### Your instructions
For every line in the data below, check for the word "glyph", then state how many lines have it. Answer with the number only.

### Dataset extract
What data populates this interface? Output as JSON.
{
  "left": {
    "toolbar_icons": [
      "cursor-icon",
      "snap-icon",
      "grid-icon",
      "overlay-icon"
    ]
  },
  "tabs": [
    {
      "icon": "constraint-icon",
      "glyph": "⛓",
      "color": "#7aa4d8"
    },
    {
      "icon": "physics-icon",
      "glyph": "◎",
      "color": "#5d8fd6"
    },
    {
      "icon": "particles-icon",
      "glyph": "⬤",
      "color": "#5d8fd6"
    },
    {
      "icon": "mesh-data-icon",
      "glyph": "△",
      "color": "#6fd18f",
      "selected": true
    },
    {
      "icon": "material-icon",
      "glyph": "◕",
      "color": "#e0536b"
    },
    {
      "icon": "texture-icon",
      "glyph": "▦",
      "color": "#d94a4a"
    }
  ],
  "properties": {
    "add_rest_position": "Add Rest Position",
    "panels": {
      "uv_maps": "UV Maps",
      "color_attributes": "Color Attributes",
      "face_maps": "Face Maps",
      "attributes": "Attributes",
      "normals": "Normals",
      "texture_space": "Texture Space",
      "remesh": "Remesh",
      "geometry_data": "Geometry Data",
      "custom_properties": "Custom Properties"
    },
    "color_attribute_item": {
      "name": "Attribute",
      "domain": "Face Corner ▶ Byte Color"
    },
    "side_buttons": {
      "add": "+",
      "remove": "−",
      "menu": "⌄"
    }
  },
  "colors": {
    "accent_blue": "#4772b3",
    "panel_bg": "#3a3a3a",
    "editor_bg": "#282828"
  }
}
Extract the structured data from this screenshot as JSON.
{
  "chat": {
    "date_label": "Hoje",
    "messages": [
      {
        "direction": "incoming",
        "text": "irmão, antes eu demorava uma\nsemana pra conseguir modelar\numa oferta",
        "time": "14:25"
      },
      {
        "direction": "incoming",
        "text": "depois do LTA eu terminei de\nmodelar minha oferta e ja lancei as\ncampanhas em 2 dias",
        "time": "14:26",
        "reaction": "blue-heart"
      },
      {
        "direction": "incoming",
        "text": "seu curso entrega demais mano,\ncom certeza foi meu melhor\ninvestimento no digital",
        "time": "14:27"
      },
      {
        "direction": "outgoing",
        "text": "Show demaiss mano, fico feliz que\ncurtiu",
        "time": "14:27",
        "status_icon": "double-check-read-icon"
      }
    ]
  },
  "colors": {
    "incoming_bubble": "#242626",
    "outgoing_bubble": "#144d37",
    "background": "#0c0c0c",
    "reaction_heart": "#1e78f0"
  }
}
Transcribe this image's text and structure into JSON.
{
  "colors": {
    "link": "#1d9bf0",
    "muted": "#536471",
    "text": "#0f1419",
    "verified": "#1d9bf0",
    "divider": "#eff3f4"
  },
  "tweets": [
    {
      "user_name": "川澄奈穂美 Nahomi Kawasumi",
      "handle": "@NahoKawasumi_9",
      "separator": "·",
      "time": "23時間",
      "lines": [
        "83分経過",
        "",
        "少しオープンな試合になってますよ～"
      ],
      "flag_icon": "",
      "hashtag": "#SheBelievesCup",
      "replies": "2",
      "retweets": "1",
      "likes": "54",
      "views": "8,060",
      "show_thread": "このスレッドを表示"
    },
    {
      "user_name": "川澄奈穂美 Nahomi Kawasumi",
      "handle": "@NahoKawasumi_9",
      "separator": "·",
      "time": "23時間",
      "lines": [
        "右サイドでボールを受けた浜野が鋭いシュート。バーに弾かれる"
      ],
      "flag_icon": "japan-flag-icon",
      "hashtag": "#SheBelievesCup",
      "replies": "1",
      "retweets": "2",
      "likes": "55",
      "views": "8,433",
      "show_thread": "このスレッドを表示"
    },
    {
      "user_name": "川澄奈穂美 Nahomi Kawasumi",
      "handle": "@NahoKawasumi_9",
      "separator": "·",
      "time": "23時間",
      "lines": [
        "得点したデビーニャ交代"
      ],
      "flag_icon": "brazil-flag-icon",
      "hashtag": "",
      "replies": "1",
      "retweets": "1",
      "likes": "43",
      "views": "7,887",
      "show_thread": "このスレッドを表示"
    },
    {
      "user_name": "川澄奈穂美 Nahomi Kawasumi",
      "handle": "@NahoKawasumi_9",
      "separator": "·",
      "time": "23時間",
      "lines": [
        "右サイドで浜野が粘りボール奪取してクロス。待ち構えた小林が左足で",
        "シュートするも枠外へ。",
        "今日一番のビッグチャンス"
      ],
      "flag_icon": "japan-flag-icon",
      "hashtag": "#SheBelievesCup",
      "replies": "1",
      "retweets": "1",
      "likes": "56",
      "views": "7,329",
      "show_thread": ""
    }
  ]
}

### Solution below
6